“Blockchain is very effective connective tissue,” Massey explained. “We see, in all industries, the use of smart contracts enabling better relationships.”
Smart contracts “are happening organically anyway,” he continued. “It’s not just the systems, but the organizations that are decentralized. It’s likely now that transactions are validated somewhere other than where management is sitting.”
“There’s a real variety of use cases, and those are what are super-exciting,” said Cieslak during the panel discussion. “Some of what is going to be done with blockchain, has never been done before.”
The implications are especially exciting for certain industries, like the recording industry, an example many speakers cited when describing how intellectual property, like songwriting credits, can be coded into blockchain-enabled smart contracts. Speakers and panelists urged attendees to educate themselves on the technology and assess how it can apply to their clients and industry verticals.
“Every company innovation in this space is putting forth solutions,” said Massey. “In L.A., in entertainment, in media, [you can] lock down intangibles like the rights of a song or movie. What if you lock that down in a blockchain solution, before you had to pay for it? It’s a significant evolution in song and movie rights. It’s hitting every industry. It’s relevant to every single one of them. Think about your clients, and what’s relevant to them.”

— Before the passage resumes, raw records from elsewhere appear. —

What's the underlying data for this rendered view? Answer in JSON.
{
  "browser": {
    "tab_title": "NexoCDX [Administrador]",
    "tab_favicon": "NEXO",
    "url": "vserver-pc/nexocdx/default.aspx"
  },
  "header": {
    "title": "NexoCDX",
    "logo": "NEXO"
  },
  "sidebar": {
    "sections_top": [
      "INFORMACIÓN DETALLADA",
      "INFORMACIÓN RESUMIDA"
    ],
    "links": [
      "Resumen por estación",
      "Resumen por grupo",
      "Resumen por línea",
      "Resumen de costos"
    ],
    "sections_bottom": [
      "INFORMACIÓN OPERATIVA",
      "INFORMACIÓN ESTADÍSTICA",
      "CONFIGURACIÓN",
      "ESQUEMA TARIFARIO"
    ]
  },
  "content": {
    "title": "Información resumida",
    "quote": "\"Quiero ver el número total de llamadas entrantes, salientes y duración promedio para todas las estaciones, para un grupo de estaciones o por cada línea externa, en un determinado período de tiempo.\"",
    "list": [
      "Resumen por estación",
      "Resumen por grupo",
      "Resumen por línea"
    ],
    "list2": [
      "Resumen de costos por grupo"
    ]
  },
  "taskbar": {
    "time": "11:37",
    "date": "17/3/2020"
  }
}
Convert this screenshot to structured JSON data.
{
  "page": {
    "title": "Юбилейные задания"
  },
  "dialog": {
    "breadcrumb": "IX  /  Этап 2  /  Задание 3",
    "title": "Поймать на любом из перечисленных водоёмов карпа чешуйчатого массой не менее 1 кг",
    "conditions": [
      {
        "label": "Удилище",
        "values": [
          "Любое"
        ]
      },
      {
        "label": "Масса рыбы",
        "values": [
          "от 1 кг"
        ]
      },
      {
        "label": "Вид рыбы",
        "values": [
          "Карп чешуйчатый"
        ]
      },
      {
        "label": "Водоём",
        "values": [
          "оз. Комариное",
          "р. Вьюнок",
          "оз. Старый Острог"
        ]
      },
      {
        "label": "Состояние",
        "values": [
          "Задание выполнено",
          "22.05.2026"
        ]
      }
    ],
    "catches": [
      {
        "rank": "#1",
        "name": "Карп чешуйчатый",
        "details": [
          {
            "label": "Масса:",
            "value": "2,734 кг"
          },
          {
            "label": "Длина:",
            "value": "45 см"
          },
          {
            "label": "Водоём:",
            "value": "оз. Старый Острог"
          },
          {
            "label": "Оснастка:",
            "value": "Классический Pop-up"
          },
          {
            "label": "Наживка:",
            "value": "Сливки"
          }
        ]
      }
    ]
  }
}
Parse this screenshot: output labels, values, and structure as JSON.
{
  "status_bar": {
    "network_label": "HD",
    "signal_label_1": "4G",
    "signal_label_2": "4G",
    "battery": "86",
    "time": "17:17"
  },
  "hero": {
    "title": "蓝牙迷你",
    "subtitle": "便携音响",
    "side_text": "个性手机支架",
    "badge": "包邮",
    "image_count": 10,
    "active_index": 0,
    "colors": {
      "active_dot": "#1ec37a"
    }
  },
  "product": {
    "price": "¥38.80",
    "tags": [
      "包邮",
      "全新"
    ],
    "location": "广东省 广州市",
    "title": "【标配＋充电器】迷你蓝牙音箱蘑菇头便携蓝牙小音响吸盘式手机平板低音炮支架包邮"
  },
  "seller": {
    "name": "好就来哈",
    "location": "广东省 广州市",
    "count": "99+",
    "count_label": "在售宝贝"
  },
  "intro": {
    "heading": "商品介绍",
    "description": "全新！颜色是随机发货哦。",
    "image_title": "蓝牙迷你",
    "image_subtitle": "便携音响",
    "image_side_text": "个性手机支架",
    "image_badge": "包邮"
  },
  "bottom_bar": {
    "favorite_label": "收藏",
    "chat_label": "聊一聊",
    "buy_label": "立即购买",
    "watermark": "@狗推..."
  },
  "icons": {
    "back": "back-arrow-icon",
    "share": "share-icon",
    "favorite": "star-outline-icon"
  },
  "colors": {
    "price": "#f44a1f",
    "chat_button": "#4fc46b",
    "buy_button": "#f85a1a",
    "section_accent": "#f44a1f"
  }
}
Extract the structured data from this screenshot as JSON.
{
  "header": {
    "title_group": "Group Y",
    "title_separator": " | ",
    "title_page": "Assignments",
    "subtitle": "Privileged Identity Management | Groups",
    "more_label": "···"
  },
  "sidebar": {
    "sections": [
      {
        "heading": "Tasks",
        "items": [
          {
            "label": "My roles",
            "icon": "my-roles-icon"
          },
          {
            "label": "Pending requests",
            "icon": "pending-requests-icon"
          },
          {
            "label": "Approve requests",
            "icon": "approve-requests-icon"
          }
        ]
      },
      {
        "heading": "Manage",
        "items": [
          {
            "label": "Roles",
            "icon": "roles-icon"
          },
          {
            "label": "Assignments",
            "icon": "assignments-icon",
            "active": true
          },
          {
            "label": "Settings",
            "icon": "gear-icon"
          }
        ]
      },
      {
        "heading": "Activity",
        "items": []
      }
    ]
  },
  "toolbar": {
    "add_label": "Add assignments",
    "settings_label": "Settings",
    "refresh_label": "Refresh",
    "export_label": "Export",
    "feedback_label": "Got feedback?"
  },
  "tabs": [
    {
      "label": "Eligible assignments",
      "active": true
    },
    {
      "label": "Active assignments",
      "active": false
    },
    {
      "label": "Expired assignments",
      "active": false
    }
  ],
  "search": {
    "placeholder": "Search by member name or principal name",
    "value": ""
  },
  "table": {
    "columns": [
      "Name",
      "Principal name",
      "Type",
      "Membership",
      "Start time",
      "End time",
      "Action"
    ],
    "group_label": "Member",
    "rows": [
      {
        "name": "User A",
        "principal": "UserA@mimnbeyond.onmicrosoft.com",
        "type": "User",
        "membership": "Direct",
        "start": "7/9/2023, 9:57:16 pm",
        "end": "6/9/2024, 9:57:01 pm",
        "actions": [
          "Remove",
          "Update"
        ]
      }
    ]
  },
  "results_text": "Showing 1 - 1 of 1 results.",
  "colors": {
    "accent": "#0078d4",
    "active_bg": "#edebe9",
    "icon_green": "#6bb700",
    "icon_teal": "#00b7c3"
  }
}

Many people are familiar with blockchain as the technology behind cryptocurrencies like bitcoin and ethereum, and Deloitte's Massey dedicated a portion of his session to addressing those virtual currencies, as did other panelists at the conference.
All panelists stressed the status of cryptocurrency as property, based on guidance issued by the Internal Revenue Service in 2014.
Stephen Turanchik, an attorney in the tax practice at law firm Paul Hastings, spoke about the perplexing nature of cryptocurrency taxation during another conference session. He explained that virtual-currency exchanges are not required to report to the IRS, so “a lack of detection, and the ability to hide it, still exists.” But, he continued, “if you think that gives you the license to commit tax fraud, think again.”
On July 2 of this year, the IRS announced its virtual currency compliance campaign, and it will be conducting more audits on virtual currencies, Turanchik warned the audience.
The IRS is also stepping up outreach and education efforts, and soliciting taxpayer and practitioner feedback for these campaigns. The service is urging taxpayers with unreported virtual currency transactions to “correct their returns as soon as practical,” Turanchik reported, though the IRS is not contemplating voluntary disclosure programs.
“The IRS simply doesn’t have the technical expertise to give guidance in this area,” Turanchik said. He cited a “John Doe” summons the IRS served to virtual-currency exchange Coinbase in November 2016, seeking customer data. Before the petition was granted, the IRS had to narrow the scope of the summons, to Coinbase users with accounts of at least $20,000 in any one transaction type, in any single year between 2013-15.
Overall, Turanchik explained, there is a “significant lack of transparency” in the cryptocurrency space, which he said keeps him busy, and provides big opportunities for tax preparers.
Source: accountingtoday.com Written by: Danielle Lee